Return all of the records below verbatim.

Stored items from a collection:
■ ■ ■ ■ ■ ■ ■

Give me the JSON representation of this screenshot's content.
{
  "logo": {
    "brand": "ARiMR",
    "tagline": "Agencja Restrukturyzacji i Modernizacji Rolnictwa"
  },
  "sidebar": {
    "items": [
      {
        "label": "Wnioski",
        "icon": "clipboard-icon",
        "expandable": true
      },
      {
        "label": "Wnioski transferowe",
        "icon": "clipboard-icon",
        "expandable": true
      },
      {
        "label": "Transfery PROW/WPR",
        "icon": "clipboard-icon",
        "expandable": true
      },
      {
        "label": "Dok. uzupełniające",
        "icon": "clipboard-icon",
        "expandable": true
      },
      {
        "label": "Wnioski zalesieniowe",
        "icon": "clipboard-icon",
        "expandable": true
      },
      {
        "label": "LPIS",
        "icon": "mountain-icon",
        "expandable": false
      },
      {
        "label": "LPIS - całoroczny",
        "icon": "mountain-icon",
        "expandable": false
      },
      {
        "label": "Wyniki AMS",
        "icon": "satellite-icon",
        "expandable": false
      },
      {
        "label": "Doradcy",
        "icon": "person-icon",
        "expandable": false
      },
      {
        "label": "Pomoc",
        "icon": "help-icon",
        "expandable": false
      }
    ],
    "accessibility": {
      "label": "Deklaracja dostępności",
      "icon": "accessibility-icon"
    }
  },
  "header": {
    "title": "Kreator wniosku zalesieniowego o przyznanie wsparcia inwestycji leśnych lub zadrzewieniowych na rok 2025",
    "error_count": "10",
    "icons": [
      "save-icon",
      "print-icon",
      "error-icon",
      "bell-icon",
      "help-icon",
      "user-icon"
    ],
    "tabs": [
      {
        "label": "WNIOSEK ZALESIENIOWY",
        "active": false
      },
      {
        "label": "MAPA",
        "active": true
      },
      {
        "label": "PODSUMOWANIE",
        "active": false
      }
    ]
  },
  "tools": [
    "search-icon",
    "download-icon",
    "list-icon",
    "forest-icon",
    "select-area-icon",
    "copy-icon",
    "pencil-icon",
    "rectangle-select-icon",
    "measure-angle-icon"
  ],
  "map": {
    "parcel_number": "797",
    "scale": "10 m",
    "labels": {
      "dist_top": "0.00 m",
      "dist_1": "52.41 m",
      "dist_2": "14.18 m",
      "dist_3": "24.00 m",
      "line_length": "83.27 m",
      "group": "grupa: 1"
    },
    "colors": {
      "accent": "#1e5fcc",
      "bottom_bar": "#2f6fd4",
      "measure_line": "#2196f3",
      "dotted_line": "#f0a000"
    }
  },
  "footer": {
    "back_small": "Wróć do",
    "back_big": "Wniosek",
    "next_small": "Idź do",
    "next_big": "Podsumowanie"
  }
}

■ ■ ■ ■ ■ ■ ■

### Task solution
Give me the JSON representation of this screenshot's content.
{
  "logo": {
    "brand": "ARiMR",
    "tagline": "Agencja Restrukturyzacji i Modernizacji Rolnictwa"
  },
  "sidebar": {
    "items": [
      {
        "label": "Wnioski",
        "icon": "clipboard-icon",
        "expandable": true
      },
      {
        "label": "Wnioski transferowe",
        "icon": "clipboard-icon",
        "expandable": true
      },
      {
        "label": "Transfery PROW/WPR",
        "icon": "clipboard-icon",
        "expandable": true
      },
      {
        "label": "Dok. uzupełniające",
        "icon": "clipboard-icon",
        "expandable": true
      },
      {
        "label": "Wnioski zalesieniowe",
        "icon": "clipboard-icon",
        "expandable": true
      },
      {
        "label": "LPIS",
        "icon": "mountain-icon",
        "expandable": false
      },
      {
        "label": "LPIS - całoroczny",
        "icon": "mountain-icon",
        "expandable": false
      },
      {
        "label": "Wyniki AMS",
        "icon": "satellite-icon",
        "expandable": false
      },
      {
        "label": "Doradcy",
        "icon": "person-icon",
        "expandable": false
      },
      {
        "label": "Pomoc",
        "icon": "help-icon",
        "expandable": false
      }
    ],
    "accessibility": {
      "label": "Deklaracja dostępności",
      "icon": "accessibility-icon"
    }
  },
  "header": {
    "title": "Kreator wniosku zalesieniowego o przyznanie wsparcia inwestycji leśnych lub zadrzewieniowych na rok 2025",
    "error_count": "10",
    "icons": [
      "save-icon",
      "print-icon",
      "error-icon",
      "bell-icon",
      "help-icon",
      "user-icon"
    ],
    "tabs": [
      {
        "label": "WNIOSEK ZALESIENIOWY",
        "active": false
      },
      {
        "label": "MAPA",
        "active": true
      },
      {
        "label": "PODSUMOWANIE",
        "active": false
      }
    ]
  },
  "tools": [
    "search-icon",
    "download-icon",
    "list-icon",
    "forest-icon",
    "select-area-icon",
    "copy-icon",
    "pencil-icon",
    "rectangle-select-icon",
    "measure-angle-icon"
  ],
  "map": {
    "parcel_number": "797",
    "scale": "10 m",
    "labels": {
      "dist_top": "0.00 m",
      "dist_1": "52.41 m",
      "dist_2": "14.18 m",
      "dist_3": "24.00 m",
      "line_length": "83.27 m",
      "group": "grupa: 1"
    },
    "colors": {
      "accent": "#1e5fcc",
      "bottom_bar": "#2f6fd4",
      "measure_line": "#2196f3",
      "dotted_line": "#f0a000"
    }
  },
  "footer": {
    "back_small": "Wróć do",
    "back_big": "Wniosek",
    "next_small": "Idź do",
    "next_big": "Podsumowanie"
  }
}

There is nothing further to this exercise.